-- DATA TO USE follows --
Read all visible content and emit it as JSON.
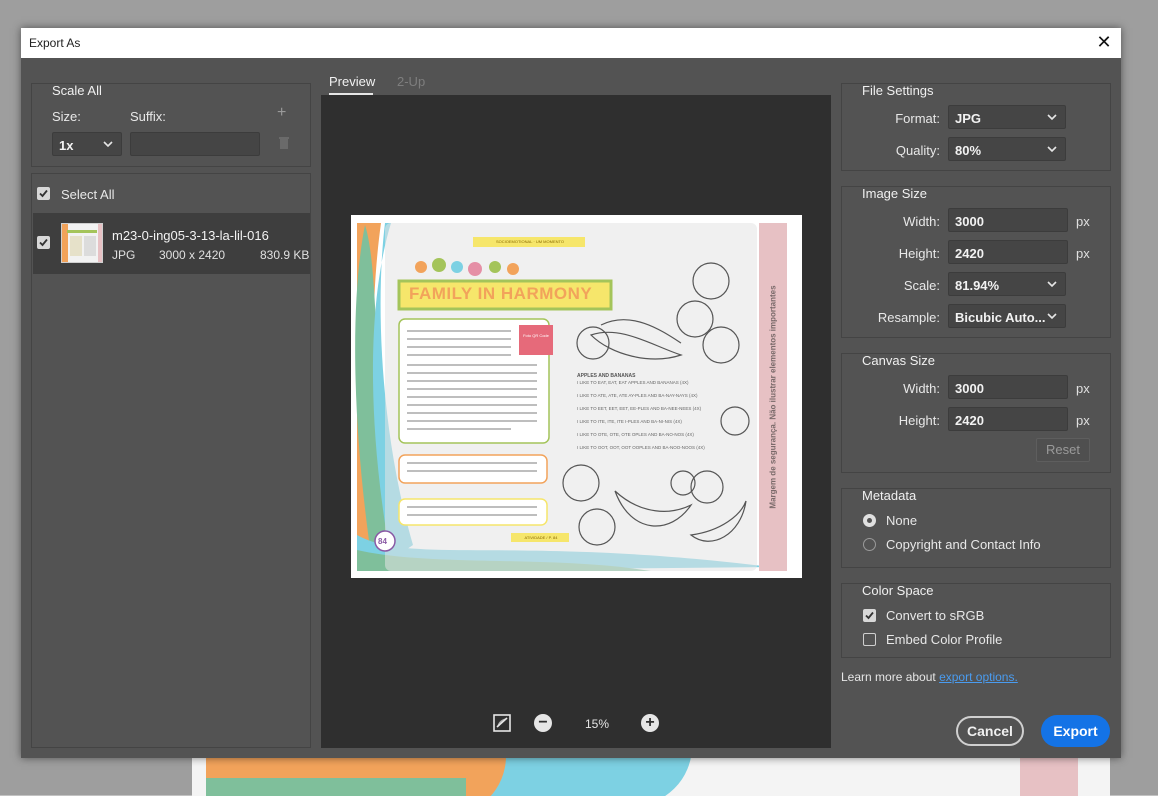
{
  "window": {
    "title": "Export As"
  },
  "scale_all": {
    "title": "Scale All",
    "size_label": "Size:",
    "suffix_label": "Suffix:",
    "size_value": "1x",
    "suffix_value": ""
  },
  "asset_list": {
    "select_all_label": "Select All",
    "items": [
      {
        "name": "m23-0-ing05-3-13-la-lil-016",
        "format": "JPG",
        "dimensions": "3000 x 2420",
        "file_size": "830.9 KB",
        "checked": true
      }
    ]
  },
  "preview": {
    "tabs": [
      {
        "label": "Preview",
        "active": true
      },
      {
        "label": "2-Up",
        "active": false
      }
    ],
    "zoom": "15%",
    "artboard": {
      "heading": "FAMILY IN HARMONY",
      "top_banner": "SOCIOEMOTIONAL · UM MOMENTO",
      "qr_label": "Foto QR Code",
      "fruit_section": "APPLES AND BANANAS",
      "lines": [
        "I LIKE TO EAT, EAT, EAT APPLES AND BANANAS (4X)",
        "I LIKE TO ATE, ATE, ATE AY-PLES AND BA-NAY-NAYS (4X)",
        "I LIKE TO EET, EET, EET, EE-PLES AND BA-NEE-NEES (4X)",
        "I LIKE TO ITE, ITE, ITE I-PLES AND BA-NI-NIS (4X)",
        "I LIKE TO OTE, OTE, OTE OPLES AND BA-NO-NOS (4X)",
        "I LIKE TO OOT, OOT, OOT OOPLES AND BA-NOO-NOOS (4X)"
      ],
      "side_text": "Margem de segurança. Não ilustrar elementos importantes",
      "page_number": "84",
      "footer_tag": "ATIVIDADE / P. 84"
    }
  },
  "file_settings": {
    "title": "File Settings",
    "format_label": "Format:",
    "format_value": "JPG",
    "quality_label": "Quality:",
    "quality_value": "80%"
  },
  "image_size": {
    "title": "Image Size",
    "width_label": "Width:",
    "width_value": "3000",
    "height_label": "Height:",
    "height_value": "2420",
    "scale_label": "Scale:",
    "scale_value": "81.94%",
    "resample_label": "Resample:",
    "resample_value": "Bicubic Auto...",
    "unit": "px"
  },
  "canvas_size": {
    "title": "Canvas Size",
    "width_label": "Width:",
    "width_value": "3000",
    "height_label": "Height:",
    "height_value": "2420",
    "unit": "px",
    "reset_label": "Reset"
  },
  "metadata": {
    "title": "Metadata",
    "options": [
      {
        "label": "None",
        "selected": true
      },
      {
        "label": "Copyright and Contact Info",
        "selected": false
      }
    ]
  },
  "color_space": {
    "title": "Color Space",
    "convert_label": "Convert to sRGB",
    "convert_checked": true,
    "embed_label": "Embed Color Profile",
    "embed_checked": false
  },
  "footer": {
    "learn_text": "Learn more about",
    "learn_link": "export options.",
    "cancel_label": "Cancel",
    "export_label": "Export"
  },
  "colors": {
    "accent": "#1473e6",
    "link": "#4a9cf0",
    "panel": "#535353",
    "preview_bg": "#2f2f2f"
  }
}
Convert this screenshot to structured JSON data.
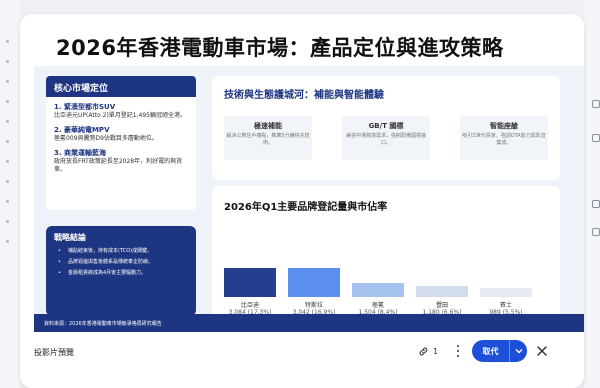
{
  "slide": {
    "title": "2026年香港電動車市場：產品定位與進攻策略",
    "core_market": {
      "header": "核心市場定位",
      "items": [
        {
          "title": "1. 緊湊型都市SUV",
          "desc": "比亞迪元UP(Atto 2)單月登記1,495輛冠絕全港。"
        },
        {
          "title": "2. 豪華純電MPV",
          "desc": "極氪009與騰勢D9佔戰目多層動地位。"
        },
        {
          "title": "3. 商業運輸藍海",
          "desc": "政府放長FRT政策延長至2028年，利好電的與貨車。"
        }
      ]
    },
    "strategy": {
      "title": "戰略結論",
      "items": [
        "補貼結束後，持有成本(TCO)成關鍵。",
        "品牌週邊與售後體系是傳統車企防線。",
        "金融租賃將成為4月後主要驅動力。"
      ]
    },
    "moat": {
      "title": "技術與生態護城河：補能與智能體驗",
      "cards": [
        {
          "title": "極速補能",
          "desc": "解決公寓住戶痛點，推廣5分鐘快充技術。"
        },
        {
          "title": "GB/T 國標",
          "desc": "兼容中港跨境需求，強制配備國標接口。"
        },
        {
          "title": "智能座艙",
          "desc": "吸引Z世代買家，強調OTA能力與影音集成。"
        }
      ]
    },
    "chart": {
      "title": "2026年Q1主要品牌登記量與市佔率"
    },
    "footer": "資料來源：2026年香港電動車市場競爭格局研究報告"
  },
  "chart_data": {
    "type": "bar",
    "title": "2026年Q1主要品牌登記量與市佔率",
    "categories": [
      "比亞迪",
      "特斯拉",
      "極氪",
      "豐田",
      "賓士"
    ],
    "values": [
      3084,
      3042,
      1504,
      1180,
      989
    ],
    "value_labels": [
      "3,084 (17.3%)",
      "3,042 (16.9%)",
      "1,504 (8.4%)",
      "1,180 (6.6%)",
      "989 (5.5%)"
    ],
    "colors": [
      "#253f8f",
      "#5b8ff0",
      "#a6c2ef",
      "#d2dcea",
      "#e6ebf2"
    ],
    "ylim": [
      0,
      3500
    ]
  },
  "toolbar": {
    "label": "投影片預覽",
    "link_count": "1",
    "copy_label": "取代",
    "accent": "#1d4fd8"
  },
  "icons": [
    "link-icon",
    "more-vert-icon",
    "chevron-down-icon",
    "close-icon"
  ]
}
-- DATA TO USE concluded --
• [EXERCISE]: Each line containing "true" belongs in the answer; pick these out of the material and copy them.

• [REPLY TO THE EXERCISE]:
        "checked": true
        "active": true
        "selected": true
    "convert_checked": true,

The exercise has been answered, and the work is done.